WORK TASK: From the entries below, report only the number of lines that contain the word "المجالات".

************

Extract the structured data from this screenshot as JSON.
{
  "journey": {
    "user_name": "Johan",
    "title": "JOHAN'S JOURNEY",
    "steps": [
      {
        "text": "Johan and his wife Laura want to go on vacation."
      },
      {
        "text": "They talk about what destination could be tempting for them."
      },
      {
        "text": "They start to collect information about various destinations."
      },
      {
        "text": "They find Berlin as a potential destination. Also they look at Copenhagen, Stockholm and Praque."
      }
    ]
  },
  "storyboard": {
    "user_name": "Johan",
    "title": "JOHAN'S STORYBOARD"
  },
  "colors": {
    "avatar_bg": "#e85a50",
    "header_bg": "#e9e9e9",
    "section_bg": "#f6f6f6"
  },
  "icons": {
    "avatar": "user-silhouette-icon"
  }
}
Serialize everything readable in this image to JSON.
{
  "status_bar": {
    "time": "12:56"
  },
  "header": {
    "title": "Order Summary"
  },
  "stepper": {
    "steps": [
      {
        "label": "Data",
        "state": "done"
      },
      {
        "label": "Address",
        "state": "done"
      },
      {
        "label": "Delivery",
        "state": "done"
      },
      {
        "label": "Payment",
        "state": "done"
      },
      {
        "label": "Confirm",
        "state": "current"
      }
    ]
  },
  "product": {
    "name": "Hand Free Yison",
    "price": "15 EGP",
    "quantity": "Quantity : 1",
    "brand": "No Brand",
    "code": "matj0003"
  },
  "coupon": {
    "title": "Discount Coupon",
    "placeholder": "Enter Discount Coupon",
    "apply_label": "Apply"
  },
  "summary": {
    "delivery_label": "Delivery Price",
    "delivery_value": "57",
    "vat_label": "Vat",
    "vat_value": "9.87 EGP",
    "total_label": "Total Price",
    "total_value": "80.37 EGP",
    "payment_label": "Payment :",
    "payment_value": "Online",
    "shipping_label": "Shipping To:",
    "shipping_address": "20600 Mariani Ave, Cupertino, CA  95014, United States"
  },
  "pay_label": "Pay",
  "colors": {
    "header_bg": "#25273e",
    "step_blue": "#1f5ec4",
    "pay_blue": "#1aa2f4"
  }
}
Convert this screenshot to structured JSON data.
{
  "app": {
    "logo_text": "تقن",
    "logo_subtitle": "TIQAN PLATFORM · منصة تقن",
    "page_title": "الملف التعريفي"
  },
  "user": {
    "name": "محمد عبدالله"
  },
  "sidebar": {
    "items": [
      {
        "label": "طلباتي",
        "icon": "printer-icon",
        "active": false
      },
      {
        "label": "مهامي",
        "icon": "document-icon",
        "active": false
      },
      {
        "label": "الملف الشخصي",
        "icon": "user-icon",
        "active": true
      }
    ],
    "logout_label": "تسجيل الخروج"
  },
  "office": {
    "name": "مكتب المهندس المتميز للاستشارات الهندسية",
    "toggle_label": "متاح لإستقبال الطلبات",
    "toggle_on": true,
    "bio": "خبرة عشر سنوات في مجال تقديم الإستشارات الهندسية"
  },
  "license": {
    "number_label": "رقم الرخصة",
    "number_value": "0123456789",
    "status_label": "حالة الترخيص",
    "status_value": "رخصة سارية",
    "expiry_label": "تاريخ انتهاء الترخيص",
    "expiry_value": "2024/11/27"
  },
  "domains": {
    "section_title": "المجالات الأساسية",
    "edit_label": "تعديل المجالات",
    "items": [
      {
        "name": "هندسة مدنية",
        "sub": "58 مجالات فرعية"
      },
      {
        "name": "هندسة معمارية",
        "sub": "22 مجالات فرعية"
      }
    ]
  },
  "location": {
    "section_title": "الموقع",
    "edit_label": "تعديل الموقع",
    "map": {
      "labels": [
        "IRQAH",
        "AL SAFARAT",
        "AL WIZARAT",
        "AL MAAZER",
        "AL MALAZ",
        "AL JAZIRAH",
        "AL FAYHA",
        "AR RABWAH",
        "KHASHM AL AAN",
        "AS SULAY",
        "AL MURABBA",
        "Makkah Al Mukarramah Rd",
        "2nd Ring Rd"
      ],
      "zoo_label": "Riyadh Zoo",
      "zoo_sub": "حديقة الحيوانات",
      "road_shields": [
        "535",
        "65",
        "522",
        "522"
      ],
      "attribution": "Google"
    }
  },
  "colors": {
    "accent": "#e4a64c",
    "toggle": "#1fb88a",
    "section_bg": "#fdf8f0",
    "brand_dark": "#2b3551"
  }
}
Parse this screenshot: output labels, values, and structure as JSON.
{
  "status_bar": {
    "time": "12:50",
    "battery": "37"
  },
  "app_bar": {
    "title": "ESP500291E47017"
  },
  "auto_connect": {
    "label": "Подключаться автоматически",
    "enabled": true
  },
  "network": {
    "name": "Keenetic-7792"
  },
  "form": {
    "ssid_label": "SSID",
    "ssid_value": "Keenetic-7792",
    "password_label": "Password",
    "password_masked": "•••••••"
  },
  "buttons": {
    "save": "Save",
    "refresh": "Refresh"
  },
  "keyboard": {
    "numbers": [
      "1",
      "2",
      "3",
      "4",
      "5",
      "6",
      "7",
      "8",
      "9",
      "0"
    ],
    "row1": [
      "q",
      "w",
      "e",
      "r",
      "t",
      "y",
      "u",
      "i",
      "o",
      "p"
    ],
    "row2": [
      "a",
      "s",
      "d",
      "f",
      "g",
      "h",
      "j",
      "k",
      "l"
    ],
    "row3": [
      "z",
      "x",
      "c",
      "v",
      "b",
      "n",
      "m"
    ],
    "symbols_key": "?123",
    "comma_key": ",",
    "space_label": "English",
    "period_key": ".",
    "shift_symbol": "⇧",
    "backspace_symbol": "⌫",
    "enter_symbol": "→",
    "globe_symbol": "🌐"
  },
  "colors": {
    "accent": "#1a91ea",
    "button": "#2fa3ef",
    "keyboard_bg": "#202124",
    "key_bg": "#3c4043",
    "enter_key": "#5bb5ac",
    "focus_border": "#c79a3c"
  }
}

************

COMPLETED EXERCISE: 2